And like one who dreams and dozes
Softly afloat on a sunny sea,
Two worlds are whispering over me,
And there blows a wind of roses
From the backward shore to the shore before,
From the shore before to the backward shore,
And like two clouds that meet and pour
Each thro' each, till core in core
A single self reposes,
The nevermore with the evermore
Above me mingles and closes;
As my soul lies out like the basking hound,
And wherever it lies seems happy ground,
And when, awakened by some sweet sound,
A dreamy eye uncloses,
I see a blooming world around,
And I lie amid primroses-
Years of sweet primroses,
Springs of fresh primroses,
Springs to be, and springs for me
Of distant dim primroses.
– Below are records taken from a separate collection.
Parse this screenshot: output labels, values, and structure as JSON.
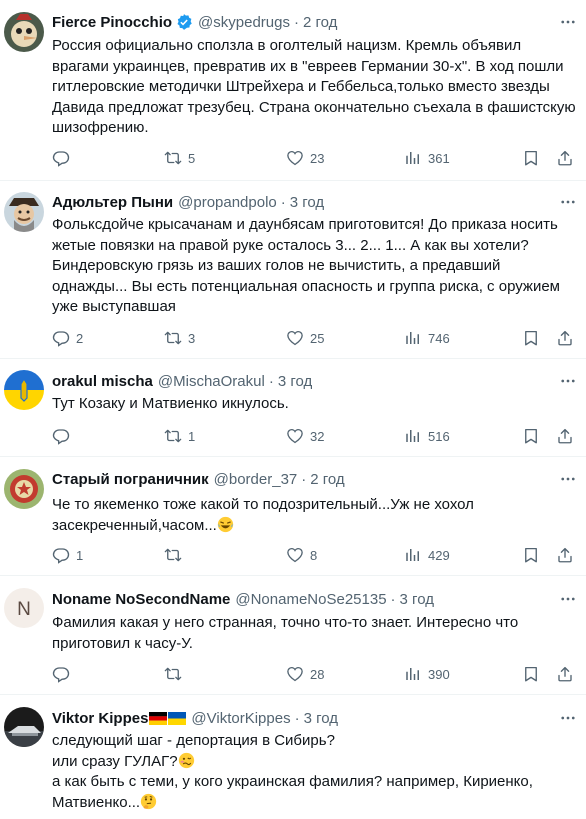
{
  "colors": {
    "verified": "#1d9bf0",
    "text": "#0f1419",
    "secondary": "#536471",
    "divider": "#eff3f4"
  },
  "posts": [
    {
      "name": "Fierce Pinocchio",
      "handle": "@skypedrugs",
      "dot": "·",
      "time": "2 год",
      "verified": true,
      "lines": [
        "Россия официально сползла в оголтелый нацизм. Кремль объявил",
        "врагами украинцев, превратив их в \"евреев Германии 30-х\". В ход пошли",
        "гитлеровские методички Штрейхера и Геббельса,только вместо звезды",
        "Давида предложат трезубец. Страна окончательно съехала в фашистскую",
        "шизофрению."
      ],
      "replies": "",
      "retweets": "5",
      "likes": "23",
      "views": "361"
    },
    {
      "name": "Адюльтер Пыни",
      "handle": "@propandpolo",
      "dot": "·",
      "time": "3 год",
      "lines": [
        "Фольксдойче крысачанам и даунбясам приготовится! До приказа носить",
        "жетые повязки на правой руке осталось 3... 2... 1... А как вы хотели?",
        "Биндеровскую грязь из ваших голов не вычистить, а предавший",
        "однажды... Вы есть потенциальная опасность и группа риска, с оружием",
        "уже выступавшая"
      ],
      "replies": "2",
      "retweets": "3",
      "likes": "25",
      "views": "746"
    },
    {
      "name": "orakul mischa",
      "handle": "@MischaOrakul",
      "dot": "·",
      "time": "3 год",
      "lines": [
        "Тут Козаку и Матвиенко икнулось."
      ],
      "replies": "",
      "retweets": "1",
      "likes": "32",
      "views": "516"
    },
    {
      "name": "Старый пограничник",
      "handle": "@border_37",
      "dot": "·",
      "time": "2 год",
      "lines": [
        "Че то якеменко тоже какой то подозрительный...Уж не хохол",
        "засекреченный,часом..."
      ],
      "replies": "1",
      "retweets": "",
      "likes": "8",
      "views": "429"
    },
    {
      "name": "Noname NoSecondName",
      "handle": "@NonameNoSe25135",
      "dot": "·",
      "time": "3 год",
      "avatar_letter": "N",
      "lines": [
        "Фамилия какая у него странная, точно что-то знает. Интересно что",
        "приготовил к часу-У."
      ],
      "replies": "",
      "retweets": "",
      "likes": "28",
      "views": "390"
    },
    {
      "name": "Viktor Kippes",
      "handle": "@ViktorKippes",
      "dot": "·",
      "time": "3 год",
      "lines": [
        "следующий шаг - депортация в Сибирь?",
        "или сразу ГУЛАГ?",
        "а как быть с теми, у кого украинская фамилия? например, Кириенко,",
        "Матвиенко..."
      ]
    }
  ]
}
Oh to lie a-dream, a-dream,
To feel I may dream and to know you deem
My work is done for ever,
And the palpitating fever
That gains and loses, loses and gains,
And beats the hurrying blood on the brunt of a thousand pains
Cooled at once by that blood-let
Upon the parapet;
And all the tedious taskèd toil of the difficult long endeavour
Solved and quit by no more fine
Than these limbs of mine,
Spanned and measured once for all
By that right hand I lost,
Bought up at so light a cost
As one bloody fall
On the soldier's bed,
And three days on the ruined wall
Among the thirstless dead.
Oh to think my name is crost
From duty's muster-roll;
That I may slumber tho' the clarion call,
And live the joy of an embodied soul
Free as a liberated ghost.
Oh to feel a life of deed
Was emptied out to feed
That fire of pain that burned so brief a while-
That fire from which I come, as the dead come
Forth from the irreparable tomb,
Or as a martyr on his funeral pile
Heaps up the burdens other men do bear
Thro' years of segregated care,
And takes the total load
Upon his shoulders broad,
And steps from earth to God.


Oh to think, thro' good or ill,
Whatever I am you'll love me still;
Oh to think, tho' dull I be,
You that are so grand and free,
You that are so bright and gay,
Will pause to hear me when I will,
As tho' my head were gray;
And tho' there's little I can say,
Each will look kind with honour while he hears.
And to your loving ears
My thoughts will halt with honourable scars,
And when my dark voice stumbles with the weight
Of what it doth relate
(Like that blind comrade-blinded in the wars-
Who bore the one-eyed brother that was lame),
You'll remember 'tis the same
That cried 'Follow me,'
Upon a summer's day;
And I shall understand with unshed tears
This great reverence that I see,
And bless the day-and Thee,
Lord God of victory!


And she,
Perhaps oh even she
May look as she looked when I knew her
In those old days of childish sooth,
Ere my boyhood dared to woo her.
I will not seek nor sue her,
For I'm neither fonder nor truer
Than when she slighted my love-lorn youth,
My giftless, graceless, guinealess truth,
And I only lived to rue her.
But I'll never love another,
And, in spite of her lovers and lands,
She shall love me yet, my brother!
As a child that holds by his mother,
While his mother speaks his praises,
Holds with eager hands,
And ruddy and silent stands
In the ruddy and silent daisies,
And hears her bless her boy,
And lifts a wondering joy,
So I'll not seek nor sue her,
But I'll leave my glory to woo her,
And I'll stand like a child beside,
And from behind the purple pride
I'll lift my eyes unto her,
And I shall not be denied.
And you will love her, brother dear,
And perhaps next year you'll bring me here
All thro' the balmy April-tide,
And she will trip like spring by my side,
And be all the birds to my ear.
And here all three we'll sit in the sun,
And see the Aprils one by one,
Primrosed Aprils on and on,
Till the floating prospect closes
In golden glimmers that rise and rise,
And perhaps, are gleams of Paradise,
And perhaps, too far for mortal eyes,
New springs of fresh primroses,
Springs of earth's primroses,
Springs to be and springs for me,
Of distant dim primroses.


Comments about Home, Wounded by Sydney Thompson Dobell

There is no comment submitted by members..



Read this poem in other languages

This poem has not been translated into any other language yet.

I would like to translate this poem »

word flags

What do you think this poem is about?



Poem Submitted: Monday, April 12, 2010



[Report Error]